And, as said in Hewitt v. Coward, 180 Misc. 1065, 1066, affd. 266 A.D. 992), "The similarity must be one that would be apparent upon ordinary observation".
Applying the test of ordinary observation to a comparative reading of plaintiff's and defendants' compositions, the two dramatic works are so dissimilar that a conclusion cannot be reached that the defendants copied a substantial and material part, or any part of plaintiff's playlet. Whatever resemblance appears is only in a broad and general sense. As pointed out in Columbia Pictures Corp. v. Krasna (65 N.Y.S.2d 67, 69, supra): "Different writers may conceive similar themes or may develop a subject in the same way; they may use common methods and techniques. Assuming the appearance of similarities, the question to be determined still remains whether the literary product under challenge was achieved by independent effort or by copying from the labors of another. In other words, similarities take on significance only when they are so palpable as to be indicative of evidence of actual copying."

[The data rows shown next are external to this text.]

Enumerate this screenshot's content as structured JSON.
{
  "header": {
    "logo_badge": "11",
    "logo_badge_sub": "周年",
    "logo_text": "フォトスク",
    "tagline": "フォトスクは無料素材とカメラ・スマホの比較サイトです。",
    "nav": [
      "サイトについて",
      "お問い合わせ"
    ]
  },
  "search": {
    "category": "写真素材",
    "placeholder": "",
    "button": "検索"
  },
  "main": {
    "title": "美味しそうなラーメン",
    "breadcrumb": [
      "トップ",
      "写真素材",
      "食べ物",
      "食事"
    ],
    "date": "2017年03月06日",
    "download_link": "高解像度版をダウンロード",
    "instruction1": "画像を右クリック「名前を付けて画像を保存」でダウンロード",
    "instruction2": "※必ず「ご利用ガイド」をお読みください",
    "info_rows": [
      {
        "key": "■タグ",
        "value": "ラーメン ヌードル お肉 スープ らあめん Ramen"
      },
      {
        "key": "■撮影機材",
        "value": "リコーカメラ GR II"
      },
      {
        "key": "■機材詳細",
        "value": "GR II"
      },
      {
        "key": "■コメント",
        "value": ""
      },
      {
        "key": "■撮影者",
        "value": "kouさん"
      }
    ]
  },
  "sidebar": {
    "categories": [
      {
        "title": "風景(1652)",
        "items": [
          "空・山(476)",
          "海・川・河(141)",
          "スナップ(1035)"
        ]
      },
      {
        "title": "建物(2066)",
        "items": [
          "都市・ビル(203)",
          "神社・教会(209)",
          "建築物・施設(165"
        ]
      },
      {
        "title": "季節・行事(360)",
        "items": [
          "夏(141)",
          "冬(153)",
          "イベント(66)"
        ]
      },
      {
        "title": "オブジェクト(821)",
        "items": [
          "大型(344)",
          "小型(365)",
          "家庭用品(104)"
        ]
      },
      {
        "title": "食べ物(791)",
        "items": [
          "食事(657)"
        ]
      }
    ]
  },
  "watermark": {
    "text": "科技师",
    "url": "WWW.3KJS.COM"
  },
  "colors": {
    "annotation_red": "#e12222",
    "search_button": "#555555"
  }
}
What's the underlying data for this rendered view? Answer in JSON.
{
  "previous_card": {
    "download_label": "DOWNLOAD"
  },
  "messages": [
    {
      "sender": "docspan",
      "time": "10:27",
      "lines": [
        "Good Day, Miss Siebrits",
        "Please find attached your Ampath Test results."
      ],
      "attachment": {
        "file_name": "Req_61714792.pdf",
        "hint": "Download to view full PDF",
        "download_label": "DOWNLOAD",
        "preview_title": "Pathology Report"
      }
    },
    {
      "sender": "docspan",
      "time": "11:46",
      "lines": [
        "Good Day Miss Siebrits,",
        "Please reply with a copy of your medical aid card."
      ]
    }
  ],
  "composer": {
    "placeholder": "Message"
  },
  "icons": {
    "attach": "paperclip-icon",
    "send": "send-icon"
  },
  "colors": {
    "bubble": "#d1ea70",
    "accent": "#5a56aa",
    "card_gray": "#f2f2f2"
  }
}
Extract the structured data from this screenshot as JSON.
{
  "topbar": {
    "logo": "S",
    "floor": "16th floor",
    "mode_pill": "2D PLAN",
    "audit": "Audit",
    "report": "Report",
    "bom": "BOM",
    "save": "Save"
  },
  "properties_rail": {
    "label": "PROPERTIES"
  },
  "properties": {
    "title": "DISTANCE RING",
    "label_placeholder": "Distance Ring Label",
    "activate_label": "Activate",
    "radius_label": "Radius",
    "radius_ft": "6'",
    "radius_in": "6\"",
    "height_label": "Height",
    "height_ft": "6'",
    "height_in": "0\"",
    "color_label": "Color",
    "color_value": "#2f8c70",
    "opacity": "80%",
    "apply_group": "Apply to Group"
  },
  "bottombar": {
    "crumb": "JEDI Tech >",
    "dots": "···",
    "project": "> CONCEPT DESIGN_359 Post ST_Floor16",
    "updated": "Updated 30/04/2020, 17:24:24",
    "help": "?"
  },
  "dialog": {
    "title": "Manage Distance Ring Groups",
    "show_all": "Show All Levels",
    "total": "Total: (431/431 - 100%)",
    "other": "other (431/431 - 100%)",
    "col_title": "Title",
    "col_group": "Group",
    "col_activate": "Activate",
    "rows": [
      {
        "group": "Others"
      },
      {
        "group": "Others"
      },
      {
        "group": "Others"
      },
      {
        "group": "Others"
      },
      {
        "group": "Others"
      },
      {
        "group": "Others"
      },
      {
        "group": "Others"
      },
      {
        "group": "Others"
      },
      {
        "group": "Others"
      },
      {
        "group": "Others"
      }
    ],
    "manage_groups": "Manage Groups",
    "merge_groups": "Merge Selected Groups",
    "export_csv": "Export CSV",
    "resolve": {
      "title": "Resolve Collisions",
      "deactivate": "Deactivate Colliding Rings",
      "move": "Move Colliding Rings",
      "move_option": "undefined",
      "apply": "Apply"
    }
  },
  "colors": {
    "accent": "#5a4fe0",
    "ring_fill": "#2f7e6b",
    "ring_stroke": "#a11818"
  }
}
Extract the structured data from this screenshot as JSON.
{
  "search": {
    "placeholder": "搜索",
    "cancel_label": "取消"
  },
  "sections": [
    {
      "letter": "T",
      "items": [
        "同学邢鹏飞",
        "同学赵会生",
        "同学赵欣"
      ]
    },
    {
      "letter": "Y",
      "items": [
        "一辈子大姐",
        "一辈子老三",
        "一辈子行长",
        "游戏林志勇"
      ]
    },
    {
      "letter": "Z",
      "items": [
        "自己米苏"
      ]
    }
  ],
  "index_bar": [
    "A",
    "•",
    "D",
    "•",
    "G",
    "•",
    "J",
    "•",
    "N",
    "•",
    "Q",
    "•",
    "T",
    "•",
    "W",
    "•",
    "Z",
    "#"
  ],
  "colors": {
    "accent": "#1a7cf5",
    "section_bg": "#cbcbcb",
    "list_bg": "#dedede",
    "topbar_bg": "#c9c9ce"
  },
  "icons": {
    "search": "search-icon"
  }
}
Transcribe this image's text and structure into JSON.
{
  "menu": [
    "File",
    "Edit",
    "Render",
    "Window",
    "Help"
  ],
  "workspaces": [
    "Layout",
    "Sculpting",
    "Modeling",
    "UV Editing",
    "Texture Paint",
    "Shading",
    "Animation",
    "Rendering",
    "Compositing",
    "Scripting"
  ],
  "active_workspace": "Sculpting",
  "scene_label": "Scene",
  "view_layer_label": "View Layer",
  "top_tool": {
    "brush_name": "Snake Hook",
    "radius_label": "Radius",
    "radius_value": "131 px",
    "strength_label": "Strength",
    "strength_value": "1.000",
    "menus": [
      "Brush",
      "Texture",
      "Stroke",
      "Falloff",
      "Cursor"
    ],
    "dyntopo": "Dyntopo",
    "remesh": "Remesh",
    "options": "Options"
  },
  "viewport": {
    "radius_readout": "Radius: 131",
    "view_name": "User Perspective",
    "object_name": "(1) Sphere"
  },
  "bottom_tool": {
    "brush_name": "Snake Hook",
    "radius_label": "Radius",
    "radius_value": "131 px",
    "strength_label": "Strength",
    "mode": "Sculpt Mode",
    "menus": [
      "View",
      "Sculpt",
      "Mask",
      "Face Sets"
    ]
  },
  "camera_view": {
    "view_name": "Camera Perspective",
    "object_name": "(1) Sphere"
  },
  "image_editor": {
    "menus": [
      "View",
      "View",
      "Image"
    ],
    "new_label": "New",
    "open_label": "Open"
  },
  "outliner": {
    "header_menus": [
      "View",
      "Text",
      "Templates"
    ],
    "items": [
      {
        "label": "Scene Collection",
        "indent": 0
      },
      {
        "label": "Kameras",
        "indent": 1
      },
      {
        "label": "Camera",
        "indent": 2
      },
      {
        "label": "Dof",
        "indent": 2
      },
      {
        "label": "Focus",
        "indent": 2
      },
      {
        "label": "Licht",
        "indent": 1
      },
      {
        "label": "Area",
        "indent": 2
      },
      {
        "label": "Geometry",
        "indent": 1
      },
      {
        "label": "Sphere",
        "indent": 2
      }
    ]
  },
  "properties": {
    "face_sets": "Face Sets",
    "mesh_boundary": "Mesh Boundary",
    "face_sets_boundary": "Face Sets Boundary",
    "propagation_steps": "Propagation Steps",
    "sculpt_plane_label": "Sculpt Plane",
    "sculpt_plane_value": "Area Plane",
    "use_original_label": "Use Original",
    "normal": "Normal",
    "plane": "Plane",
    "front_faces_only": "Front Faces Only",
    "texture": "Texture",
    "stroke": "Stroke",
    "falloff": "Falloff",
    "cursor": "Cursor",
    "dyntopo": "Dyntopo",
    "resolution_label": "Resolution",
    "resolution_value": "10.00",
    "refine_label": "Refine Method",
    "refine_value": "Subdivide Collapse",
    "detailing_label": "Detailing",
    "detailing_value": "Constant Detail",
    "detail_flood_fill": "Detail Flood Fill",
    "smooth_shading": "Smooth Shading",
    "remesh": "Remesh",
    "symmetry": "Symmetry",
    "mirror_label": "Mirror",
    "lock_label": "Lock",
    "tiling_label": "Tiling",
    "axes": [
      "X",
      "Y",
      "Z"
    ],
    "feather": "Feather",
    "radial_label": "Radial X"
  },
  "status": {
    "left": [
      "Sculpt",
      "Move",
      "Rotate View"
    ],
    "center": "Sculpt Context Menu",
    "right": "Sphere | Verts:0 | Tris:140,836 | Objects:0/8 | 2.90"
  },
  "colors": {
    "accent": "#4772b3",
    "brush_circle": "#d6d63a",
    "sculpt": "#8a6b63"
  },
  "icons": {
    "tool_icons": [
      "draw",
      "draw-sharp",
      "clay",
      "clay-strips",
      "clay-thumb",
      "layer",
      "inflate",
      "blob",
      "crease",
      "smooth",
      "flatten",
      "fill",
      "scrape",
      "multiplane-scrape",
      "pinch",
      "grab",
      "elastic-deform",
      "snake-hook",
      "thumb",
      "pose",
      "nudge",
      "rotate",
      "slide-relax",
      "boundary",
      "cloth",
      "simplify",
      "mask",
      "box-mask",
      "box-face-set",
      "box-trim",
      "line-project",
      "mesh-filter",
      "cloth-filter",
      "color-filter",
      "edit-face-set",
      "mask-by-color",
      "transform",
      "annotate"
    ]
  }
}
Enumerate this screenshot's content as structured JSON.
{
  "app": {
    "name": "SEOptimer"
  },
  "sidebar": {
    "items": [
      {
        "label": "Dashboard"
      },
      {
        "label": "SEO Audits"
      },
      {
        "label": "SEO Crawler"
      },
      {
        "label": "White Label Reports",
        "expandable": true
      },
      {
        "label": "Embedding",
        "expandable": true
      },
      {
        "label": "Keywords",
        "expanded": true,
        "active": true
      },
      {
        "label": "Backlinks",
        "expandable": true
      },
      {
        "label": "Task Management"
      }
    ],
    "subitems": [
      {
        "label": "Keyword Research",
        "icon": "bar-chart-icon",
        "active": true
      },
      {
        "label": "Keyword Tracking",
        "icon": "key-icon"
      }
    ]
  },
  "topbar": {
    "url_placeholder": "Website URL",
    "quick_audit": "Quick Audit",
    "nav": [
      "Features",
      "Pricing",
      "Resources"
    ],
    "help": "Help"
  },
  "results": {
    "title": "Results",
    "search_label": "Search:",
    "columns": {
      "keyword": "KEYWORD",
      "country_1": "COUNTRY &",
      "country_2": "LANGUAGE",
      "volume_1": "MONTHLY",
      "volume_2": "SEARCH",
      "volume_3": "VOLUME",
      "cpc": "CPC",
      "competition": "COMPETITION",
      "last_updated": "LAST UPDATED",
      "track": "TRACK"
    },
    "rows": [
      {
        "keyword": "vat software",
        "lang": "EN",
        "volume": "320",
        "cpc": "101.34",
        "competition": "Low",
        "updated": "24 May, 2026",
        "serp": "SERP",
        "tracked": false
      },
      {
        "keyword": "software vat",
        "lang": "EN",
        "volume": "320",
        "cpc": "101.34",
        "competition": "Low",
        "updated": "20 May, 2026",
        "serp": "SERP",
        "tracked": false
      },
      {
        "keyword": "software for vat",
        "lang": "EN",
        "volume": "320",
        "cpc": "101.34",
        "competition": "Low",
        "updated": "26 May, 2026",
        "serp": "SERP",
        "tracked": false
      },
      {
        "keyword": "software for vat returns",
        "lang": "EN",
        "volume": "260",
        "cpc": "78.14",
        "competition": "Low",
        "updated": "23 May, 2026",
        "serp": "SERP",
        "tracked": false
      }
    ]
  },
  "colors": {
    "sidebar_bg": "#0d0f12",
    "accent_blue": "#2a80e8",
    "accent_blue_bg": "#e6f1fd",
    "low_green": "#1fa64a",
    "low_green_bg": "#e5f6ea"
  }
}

Comparative examination of plaintiff's playlet with defendants' work, unaided by dissection, discloses but one significant similarity, viz., both of these dramatic compositions discuss white hostility to intermarriage with members of the colored race.
This will not support an action for plagiarism. As so aptly stated by Judge LEARNED HAND in Nichols v. Universal Pictures Corp. ( 45 F.2d 119, 122, certiorari denied, 282 U.S. 902), involving the play, "Abie's Irish Rose": "A comedy based upon conflicts between Irish and Jews, into which the marriage of their children enters, is no more susceptible of copyright than the outline of Romeo and Juliet."
For the reasons stated, the motion to dismiss is granted. Settle order on each motion.